Bonus Sessions 13 & 14 Male Warm-Up Exercises (13) and Female Warm-Up Exercises (14) These bonus sessions are designed to give you the maximum amount of vocal changes in the least amount of time. The exercises are the core of the Vocal Power program. If you practice, these sounds will dramatically change your voice. They’ll take you from inexperience to confidence and from shy to amazing. Roger suggests that you practice in a comfortable place where you feel totally free to make plenty of noise. The goal is to simply follow along with Roger and imitate all of the sounds he makes. Some of the sounds might strike you as funny…that’s fine. Laugh, and then keep on going. Each sound is specifically designed to match the right amount of vocal cord to the right amount of airflow. When that happens, your voice will make incredible positive changes. Make sure that you’re breathing in through your nose and filling up your tummy as if you had a big balloon in there. Breathe in without raising your chest and shoulders, and as you exhale, make sure that your stomach falls back in to its normal position. It’s all right to practice sitting down as long as you keep your chest up and your shoulders back. Make sure that you keep everything at one consistent volume level — don’t get louder as you get higher. Also stay away from sounding too airy or whispery. Go for strong…beautiful…fluid…confident sounds. The most important thing to remember is to not strain. There isn’t supposed to be any pain or pressure as you do the exercises. If it hurts, you’re doing something wrong. You might be holding your breath, or shouting on the higher pitches, or making it too airy, or letting your larynx go up. If you feel any discomfort…STOP! Rest for a few minutes, listen more carefully to the sound of Roger demonstrating, and then just try again to imitate. We recommend that you practice these warm-ups at least three days a week, although your voice would love it if you practiced them every day. Think about it — if you were a runner, wouldn’t you stretch out a little before you ran? So why is the voice different? Before you go out and conquer the world, warm up your voice. It’ll do you a world of good. Think of it as something fun you do for yourself. Keep a record of how much you practice with the chart provided on the next pages. And by the way, when you open up your mouth and sound comes out … people are listening!

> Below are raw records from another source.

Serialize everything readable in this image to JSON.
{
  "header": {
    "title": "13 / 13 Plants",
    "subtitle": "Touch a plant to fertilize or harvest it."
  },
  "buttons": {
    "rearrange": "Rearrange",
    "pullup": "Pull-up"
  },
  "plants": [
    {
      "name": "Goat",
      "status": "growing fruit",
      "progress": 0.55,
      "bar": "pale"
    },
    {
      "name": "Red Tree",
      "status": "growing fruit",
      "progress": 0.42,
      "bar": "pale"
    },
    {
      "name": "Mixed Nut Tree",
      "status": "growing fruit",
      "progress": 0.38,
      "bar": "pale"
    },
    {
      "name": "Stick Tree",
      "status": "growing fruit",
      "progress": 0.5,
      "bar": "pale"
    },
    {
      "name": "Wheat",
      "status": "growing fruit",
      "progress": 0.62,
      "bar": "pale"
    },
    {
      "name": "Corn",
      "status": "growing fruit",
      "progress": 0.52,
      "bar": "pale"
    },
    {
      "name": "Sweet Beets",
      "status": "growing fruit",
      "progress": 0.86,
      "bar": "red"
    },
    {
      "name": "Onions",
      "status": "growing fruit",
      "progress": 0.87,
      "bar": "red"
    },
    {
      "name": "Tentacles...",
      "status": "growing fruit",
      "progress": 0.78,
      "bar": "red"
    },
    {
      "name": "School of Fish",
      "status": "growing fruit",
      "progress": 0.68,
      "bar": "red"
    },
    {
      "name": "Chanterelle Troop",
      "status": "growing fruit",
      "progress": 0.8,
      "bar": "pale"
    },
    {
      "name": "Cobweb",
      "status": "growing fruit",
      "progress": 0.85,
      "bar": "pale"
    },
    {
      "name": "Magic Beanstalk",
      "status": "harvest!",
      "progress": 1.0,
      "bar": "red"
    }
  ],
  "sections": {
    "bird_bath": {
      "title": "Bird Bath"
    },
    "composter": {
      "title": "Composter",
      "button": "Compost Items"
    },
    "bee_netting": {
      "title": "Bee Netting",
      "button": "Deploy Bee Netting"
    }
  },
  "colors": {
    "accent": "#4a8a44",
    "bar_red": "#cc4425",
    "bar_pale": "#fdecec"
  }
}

Roger Love’s Vocal Po w e r

81

Vocal Practice Lo g : month: Sun M

month: Sun M

Tu

Tu

W

W

Th

Th

Fri

Fri

Sat

month: Sun M

Tu

W

Th

Fri

Sat

Sat

month: Sun M

Tu

W

Th

Fri

Sat

Roger Love’s Vocal Po w e r

82

Vocal Practice Lo g : month: Sun M

month: Sun M

Tu

Tu

W

W

Th

Th

Fri

Fri

Sat

month: Sun M

Tu

W

Th

Fri

Sat

Sat

month: Sun M

Tu

W

Th

Fri

Sat

Roger Love’s Vocal Po w e r

83

Vocal Practice Lo g : month: Sun M

month: Sun M

Tu

Tu

W

W

Th

Th

Fri

Fri

Sat

month: Sun M

Tu

W

Th

Fri

Sat

Sat

month: Sun M

Tu

W

Th

Fri

Sat

Roger Love’s Vocal Po w e r

84

Enhance Your Audio Library with These Great Titles from Nightingale-Conant! The Ten Qualities of Charismatic People: Secrets of Personal Magnetism By Tony Alessandra, Ph.D. 21410A/21410CD

Conversation Power: Communication Skills for Business and Personal Success By James K. Van Fleet 663A/663CD

The Power to Influence By Paul McKenna and Michael Breen 20110A/20110CD

The Fountain of Wealth: New Rules for Material and Spiritual Abundance in a Changing World By Paul Zane Pilzer 22620A/22620CD

The Best Kept Secrets of Great Communicators: Nine Secret Weapons to Shine Socially, Uncover Opportunities, and Be Perceived as Smarter, Sharper, and Savvier By Peter Thomson 22670A/22670CD

Dreams Don’t Have Deadlines: Living Your Dream Life No Matter What Your Age By Mark Victor Hansen 22690A/22690CD

Solomon’s Treasures: Secrets to Success, Wealth, and Happiness from the Richest Man Who Ever Lived By Steven K. Scott 23200A/23200CD All available from Nightingale-Conant at 1-800-525-9000, or visit our website at www.nightingale.com

Nightingale-Conant 1-800-525-9000 w w w. n i g h t i n g a l e . c o m